From Santa Monica to Samburu

It’s a perfect sunny and 75° at the Samburu Project Office in Santa Monica, ideal for any outdoor activity and every tourist’s dream. There’s only one problem: it’s the middle of January…wintertime…the rest of the country is freezing. Southern California is, in fact, in the middle of a serious drought not unlike the one all of northern Kenya is facing. But what does it mean to be in the middle of a drought in California compared to the middle of a drought in rural Kenya? Why is it I hear about the impending water shortage, yet when I turn on my faucet water comes out? Why does a drought in Kenya have a devastating impact on the people and economy while in California, we are only faced with the horror of turning off our sprinklers? Depending on where you look, water scarcity and drought can be a minor inconvenience or cause for thousands of deaths, but where does the difference come from? NYT2009010119430917C

Water scarcity can be divided into two different categories: economic scarcity and physical scarcity. Economic scarcity suggests that water is physically there, however, a region lacks the infrastructure or bureaucracy to reach and distribute water, making access impossible and forcing more people to share the same dwindling water source. Physical scarcity signifies an actual shortage in water. California and Kenya are both facing physical scarcity but the economic scarcity intensifies the situation in Kenya. That is why The Samburu Project works so tirelessly to survey land, find wells and provide safe, clean water for up to 1,000 people. We want to give the people of the Samburu the same water security other areas of the world have.

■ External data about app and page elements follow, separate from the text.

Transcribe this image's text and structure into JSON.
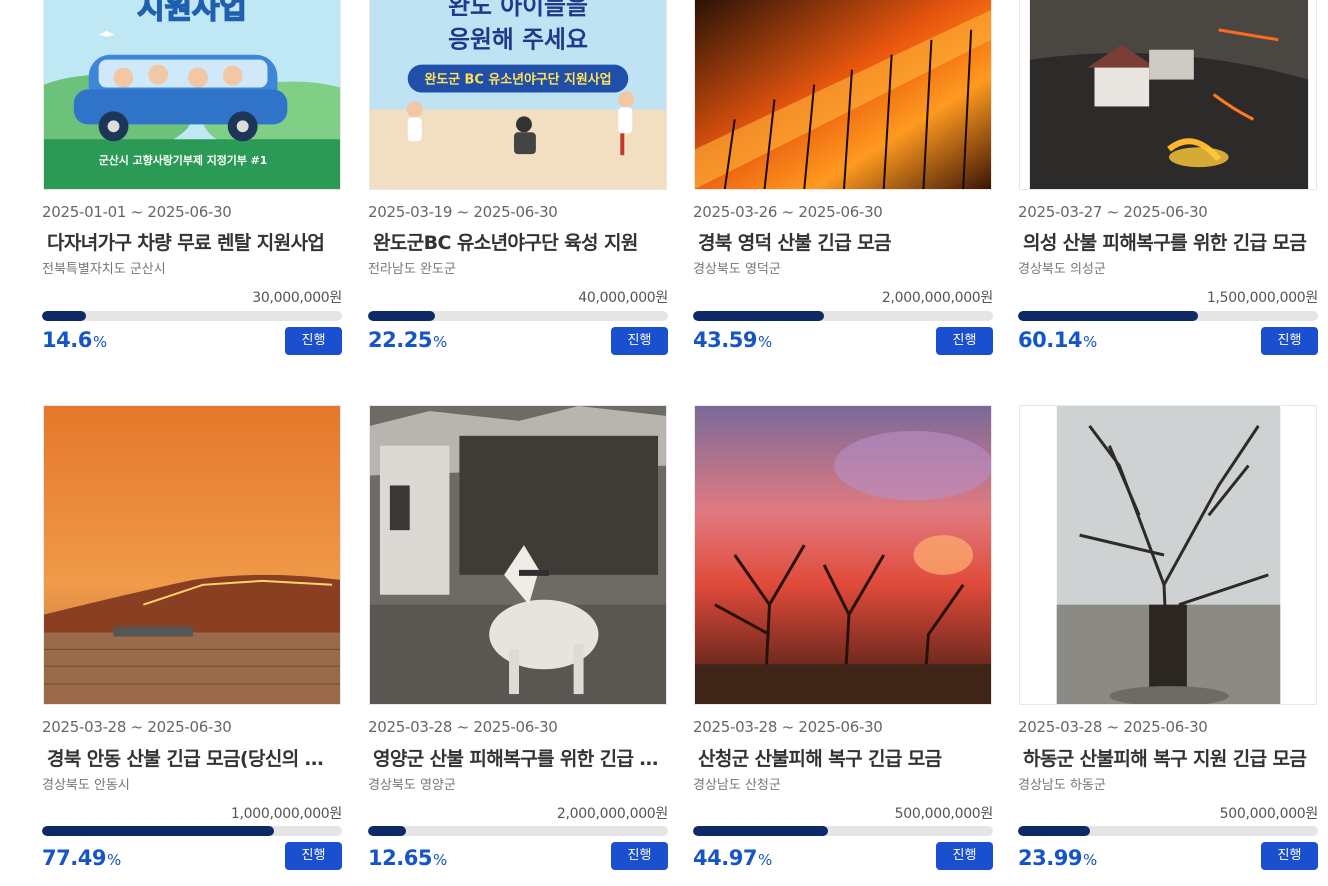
{
  "cards": [
    {
      "period": "2025-01-01 ~ 2025-06-30",
      "title": "다자녀가구 차량 무료 렌탈 지원사업",
      "region": "전북특별자치도 군산시",
      "goal": "30,000,000원",
      "percent": "14.6",
      "percent_value": 14.6,
      "status": "진행",
      "image_text": [
        "지원사업",
        "군산시 고향사랑기부제 지정기부 #1"
      ]
    },
    {
      "period": "2025-03-19 ~ 2025-06-30",
      "title": "완도군BC 유소년야구단 육성 지원",
      "region": "전라남도 완도군",
      "goal": "40,000,000원",
      "percent": "22.25",
      "percent_value": 22.25,
      "status": "진행",
      "image_text": [
        "완도 아이들을",
        "응원해 주세요",
        "완도군 BC 유소년야구단 지원사업"
      ]
    },
    {
      "period": "2025-03-26 ~ 2025-06-30",
      "title": "경북 영덕 산불 긴급 모금",
      "region": "경상북도 영덕군",
      "goal": "2,000,000,000원",
      "percent": "43.59",
      "percent_value": 43.59,
      "status": "진행",
      "image_text": []
    },
    {
      "period": "2025-03-27 ~ 2025-06-30",
      "title": "의성 산불 피해복구를 위한 긴급 모금",
      "region": "경상북도 의성군",
      "goal": "1,500,000,000원",
      "percent": "60.14",
      "percent_value": 60.14,
      "status": "진행",
      "image_text": []
    },
    {
      "period": "2025-03-28 ~ 2025-06-30",
      "title": "경북 안동 산불 긴급 모금(당신의 작은 손길이 큰 힘이 됩니다)",
      "region": "경상북도 안동시",
      "goal": "1,000,000,000원",
      "percent": "77.49",
      "percent_value": 77.49,
      "status": "진행",
      "image_text": []
    },
    {
      "period": "2025-03-28 ~ 2025-06-30",
      "title": "영양군 산불 피해복구를 위한 긴급 모금",
      "region": "경상북도 영양군",
      "goal": "2,000,000,000원",
      "percent": "12.65",
      "percent_value": 12.65,
      "status": "진행",
      "image_text": []
    },
    {
      "period": "2025-03-28 ~ 2025-06-30",
      "title": "산청군 산불피해 복구 긴급 모금",
      "region": "경상남도 산청군",
      "goal": "500,000,000원",
      "percent": "44.97",
      "percent_value": 44.97,
      "status": "진행",
      "image_text": []
    },
    {
      "period": "2025-03-28 ~ 2025-06-30",
      "title": "하동군 산불피해 복구 지원 긴급 모금",
      "region": "경상남도 하동군",
      "goal": "500,000,000원",
      "percent": "23.99",
      "percent_value": 23.99,
      "status": "진행",
      "image_text": []
    }
  ],
  "percent_unit": "%",
  "colors": {
    "progress_fill": "#0d2a66",
    "progress_track": "#e5e5e5",
    "percent_text": "#1655c8",
    "status_button": "#1a4fd0"
  }
}
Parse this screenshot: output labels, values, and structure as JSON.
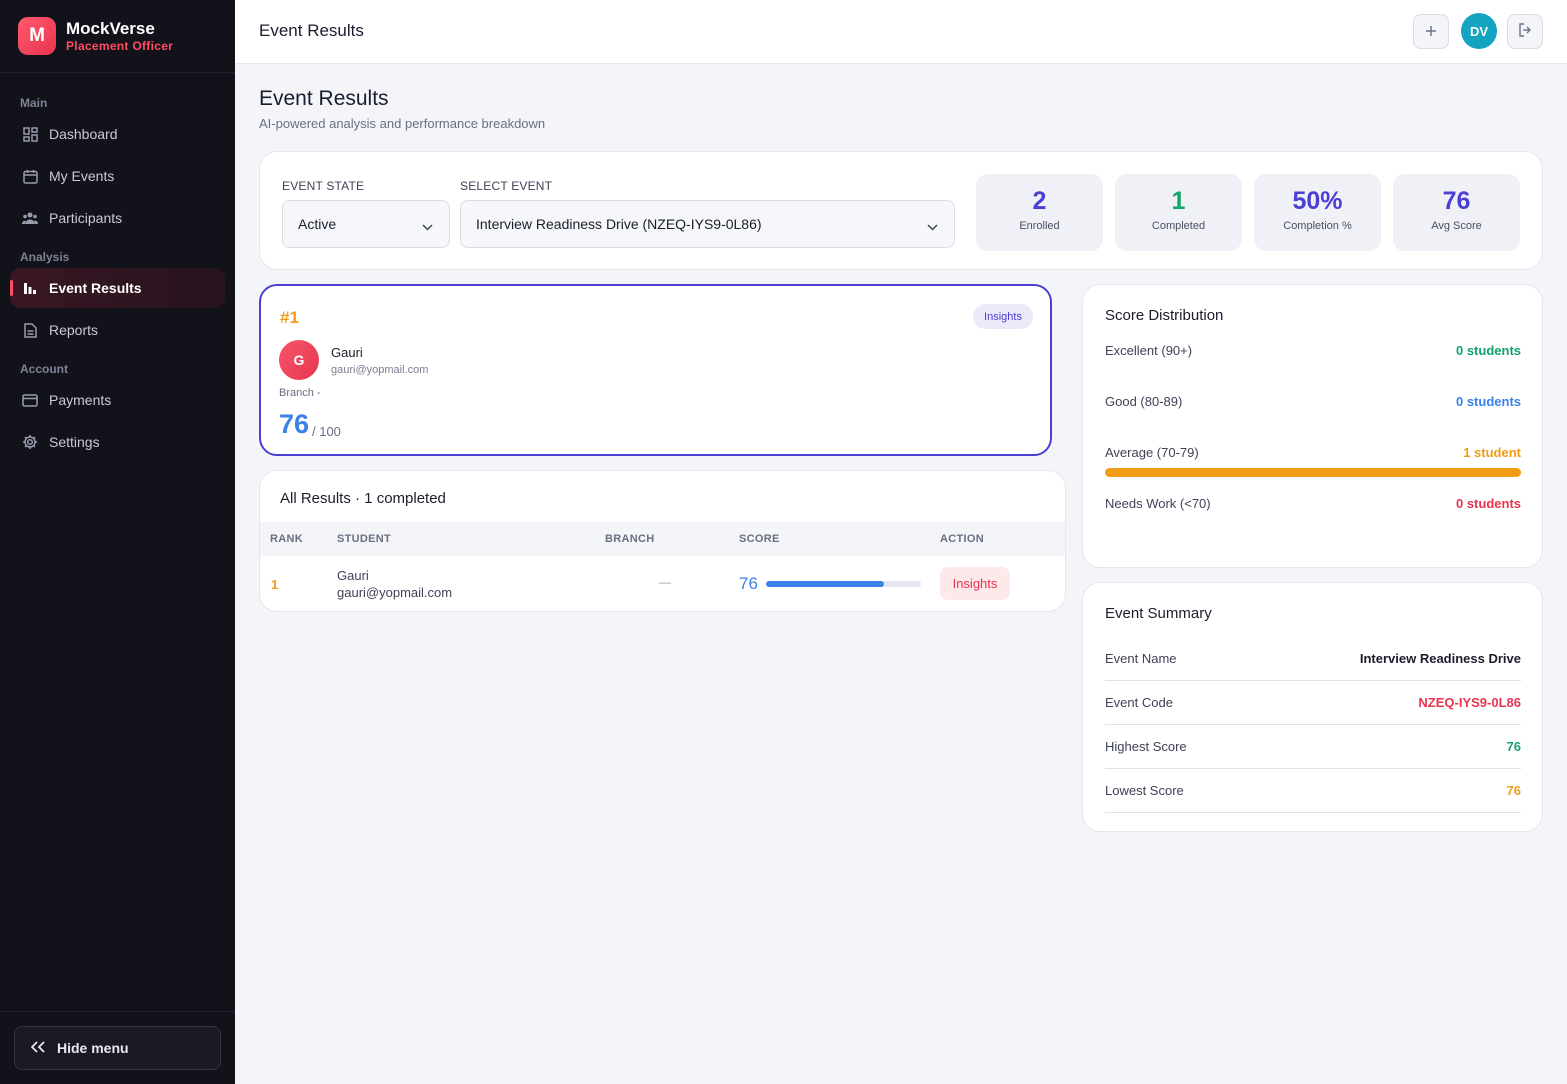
{
  "brand": {
    "logo_letter": "M",
    "name": "MockVerse",
    "role": "Placement Officer"
  },
  "sidebar": {
    "sections": [
      "Main",
      "Analysis",
      "Account"
    ],
    "items": [
      {
        "label": "Dashboard",
        "icon": "dashboard-icon"
      },
      {
        "label": "My Events",
        "icon": "calendar-icon"
      },
      {
        "label": "Participants",
        "icon": "users-icon"
      },
      {
        "label": "Event Results",
        "icon": "bar-chart-icon",
        "active": true
      },
      {
        "label": "Reports",
        "icon": "document-icon"
      },
      {
        "label": "Payments",
        "icon": "credit-card-icon"
      },
      {
        "label": "Settings",
        "icon": "gear-icon"
      }
    ],
    "hide_menu": "Hide menu"
  },
  "topbar": {
    "title": "Event Results",
    "avatar_initials": "DV"
  },
  "page": {
    "title": "Event Results",
    "subtitle": "AI-powered analysis and performance breakdown"
  },
  "filters": {
    "event_state_label": "EVENT STATE",
    "event_state_value": "Active",
    "select_event_label": "SELECT EVENT",
    "select_event_value": "Interview Readiness Drive (NZEQ-IYS9-0L86)"
  },
  "stats": [
    {
      "value": "2",
      "label": "Enrolled",
      "color": "#4b3fd4"
    },
    {
      "value": "1",
      "label": "Completed",
      "color": "#14a36b"
    },
    {
      "value": "50%",
      "label": "Completion %",
      "color": "#4b3fd4"
    },
    {
      "value": "76",
      "label": "Avg Score",
      "color": "#4b3fd4"
    }
  ],
  "top_performer": {
    "rank": "#1",
    "insights_label": "Insights",
    "avatar_letter": "G",
    "name": "Gauri",
    "email": "gauri@yopmail.com",
    "branch": "Branch -",
    "score": "76",
    "score_max": "/ 100"
  },
  "results": {
    "title": "All Results · 1 completed",
    "columns": [
      "RANK",
      "STUDENT",
      "BRANCH",
      "SCORE",
      "ACTION"
    ],
    "rows": [
      {
        "rank": "1",
        "name": "Gauri",
        "email": "gauri@yopmail.com",
        "branch": "—",
        "score": "76",
        "score_fraction": 0.76,
        "action": "Insights"
      }
    ]
  },
  "distribution": {
    "title": "Score Distribution",
    "rows": [
      {
        "label": "Excellent (90+)",
        "value": "0 students",
        "color": "#14a36b",
        "fraction": 0
      },
      {
        "label": "Good (80-89)",
        "value": "0 students",
        "color": "#3b82e8",
        "fraction": 0
      },
      {
        "label": "Average (70-79)",
        "value": "1 student",
        "color": "#f29b16",
        "fraction": 1
      },
      {
        "label": "Needs Work (<70)",
        "value": "0 students",
        "color": "#e8344f",
        "fraction": 0
      }
    ]
  },
  "summary": {
    "title": "Event Summary",
    "rows": [
      {
        "label": "Event Name",
        "value": "Interview Readiness Drive",
        "color": "#1b1d2e"
      },
      {
        "label": "Event Code",
        "value": "NZEQ-IYS9-0L86",
        "color": "#e8344f"
      },
      {
        "label": "Highest Score",
        "value": "76",
        "color": "#14a36b"
      },
      {
        "label": "Lowest Score",
        "value": "76",
        "color": "#f29b16"
      }
    ]
  }
}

The United Nations and the global community have recognized the importance of reducing water scarcity and so have we. We are proud to say we have brought safe water to upwards of 63,000 people in the Samburu Region with the help of you, our supporters, who share the same belief that if water scarcity does not need to exist, it should not.